Other FOIAs fit squarely into the category of “oversight work that Congress should be doing.” After news reports revealed that Pruitt had spent tens of thousands of dollars installing a soundproofed phone booth and biometric locks in his EPA office, we sued the agency to obtain the records of all of his office renovation expenditures. Under normal circumstances, one might think that the congressional committees overseeing the EPA’s budget would take issue with this kind of wasteful spending, but instead, it was up to the public – and the courts – to uncover the facts and hold the EPA accountable.
The situation is the same all across the Trump administration. At agency after agency, reports of lies, waste, misconduct, and outright corruption are being met by indifference from Congress. But one thing that makes America great is that our principles of self-government include tools for self-oversight. People are fighting back and using the courts to keep the executive in check.
Of course, this isn’t a viable long-term solution. Our government works best when all three branches are serving as active checks and balances on one another. As Federalist No 51 noted: “In order to lay a due foundation for that separate and distinct exercise of the different powers of government… it is evident that each department should have a will of its own.”
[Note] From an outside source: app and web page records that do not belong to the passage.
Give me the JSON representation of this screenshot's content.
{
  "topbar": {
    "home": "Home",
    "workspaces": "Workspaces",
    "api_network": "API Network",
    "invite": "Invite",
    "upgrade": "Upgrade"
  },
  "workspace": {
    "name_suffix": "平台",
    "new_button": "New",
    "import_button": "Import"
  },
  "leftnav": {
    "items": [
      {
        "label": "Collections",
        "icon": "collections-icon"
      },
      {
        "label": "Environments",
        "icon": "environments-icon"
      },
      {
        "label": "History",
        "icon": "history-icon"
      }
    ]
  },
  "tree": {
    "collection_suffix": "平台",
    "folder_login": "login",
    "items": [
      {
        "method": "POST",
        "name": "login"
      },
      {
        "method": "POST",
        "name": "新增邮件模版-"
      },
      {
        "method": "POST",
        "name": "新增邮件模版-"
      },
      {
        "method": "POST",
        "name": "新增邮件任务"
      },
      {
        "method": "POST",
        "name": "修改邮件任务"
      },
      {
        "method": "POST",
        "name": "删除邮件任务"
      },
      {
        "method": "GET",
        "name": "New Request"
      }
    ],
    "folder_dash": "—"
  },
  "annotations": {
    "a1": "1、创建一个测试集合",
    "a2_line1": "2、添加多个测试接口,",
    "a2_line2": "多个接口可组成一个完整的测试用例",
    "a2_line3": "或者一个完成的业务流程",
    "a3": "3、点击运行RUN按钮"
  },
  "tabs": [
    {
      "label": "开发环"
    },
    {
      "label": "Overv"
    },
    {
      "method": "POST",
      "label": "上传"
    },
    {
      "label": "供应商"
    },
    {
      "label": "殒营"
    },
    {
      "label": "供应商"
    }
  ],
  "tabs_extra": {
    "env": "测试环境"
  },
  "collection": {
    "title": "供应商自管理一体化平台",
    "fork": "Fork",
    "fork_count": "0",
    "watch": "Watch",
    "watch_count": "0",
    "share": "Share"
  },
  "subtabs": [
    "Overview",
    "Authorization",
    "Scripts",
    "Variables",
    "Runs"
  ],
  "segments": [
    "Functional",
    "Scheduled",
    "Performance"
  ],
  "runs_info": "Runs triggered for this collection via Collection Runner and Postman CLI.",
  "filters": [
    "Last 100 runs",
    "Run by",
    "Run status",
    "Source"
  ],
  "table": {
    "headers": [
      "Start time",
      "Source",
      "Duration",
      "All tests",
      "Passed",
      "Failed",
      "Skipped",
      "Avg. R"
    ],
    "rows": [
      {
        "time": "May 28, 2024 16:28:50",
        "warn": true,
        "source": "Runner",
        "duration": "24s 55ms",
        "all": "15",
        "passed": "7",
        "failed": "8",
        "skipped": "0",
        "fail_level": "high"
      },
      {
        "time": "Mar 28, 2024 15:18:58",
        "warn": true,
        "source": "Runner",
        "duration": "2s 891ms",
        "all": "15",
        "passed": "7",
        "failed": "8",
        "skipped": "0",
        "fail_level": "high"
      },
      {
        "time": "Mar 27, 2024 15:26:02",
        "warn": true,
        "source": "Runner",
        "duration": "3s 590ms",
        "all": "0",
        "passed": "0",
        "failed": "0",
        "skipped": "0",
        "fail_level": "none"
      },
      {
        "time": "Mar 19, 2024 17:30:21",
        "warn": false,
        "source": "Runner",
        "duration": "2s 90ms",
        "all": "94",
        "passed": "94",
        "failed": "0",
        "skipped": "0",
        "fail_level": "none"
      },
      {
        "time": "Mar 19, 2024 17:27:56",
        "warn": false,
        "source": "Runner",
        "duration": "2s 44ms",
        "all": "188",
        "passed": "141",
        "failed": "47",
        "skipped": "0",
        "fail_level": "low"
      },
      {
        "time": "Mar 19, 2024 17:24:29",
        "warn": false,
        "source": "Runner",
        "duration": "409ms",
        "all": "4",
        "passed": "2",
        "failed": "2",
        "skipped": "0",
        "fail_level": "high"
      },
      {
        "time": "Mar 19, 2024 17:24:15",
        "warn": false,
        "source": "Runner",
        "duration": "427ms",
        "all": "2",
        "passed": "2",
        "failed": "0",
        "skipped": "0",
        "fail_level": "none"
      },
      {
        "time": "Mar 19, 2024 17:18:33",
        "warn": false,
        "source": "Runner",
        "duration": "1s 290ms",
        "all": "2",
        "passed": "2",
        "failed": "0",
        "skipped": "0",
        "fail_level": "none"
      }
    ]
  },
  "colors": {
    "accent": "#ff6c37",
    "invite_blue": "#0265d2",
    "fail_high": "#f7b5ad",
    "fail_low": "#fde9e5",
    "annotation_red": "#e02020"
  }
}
Right now, Congress is not behaving as though it has a will of its own – and until that changes, or until the Trump administration becomes more transparent and ethical, the FOIA requests and lawsuits are going to continue.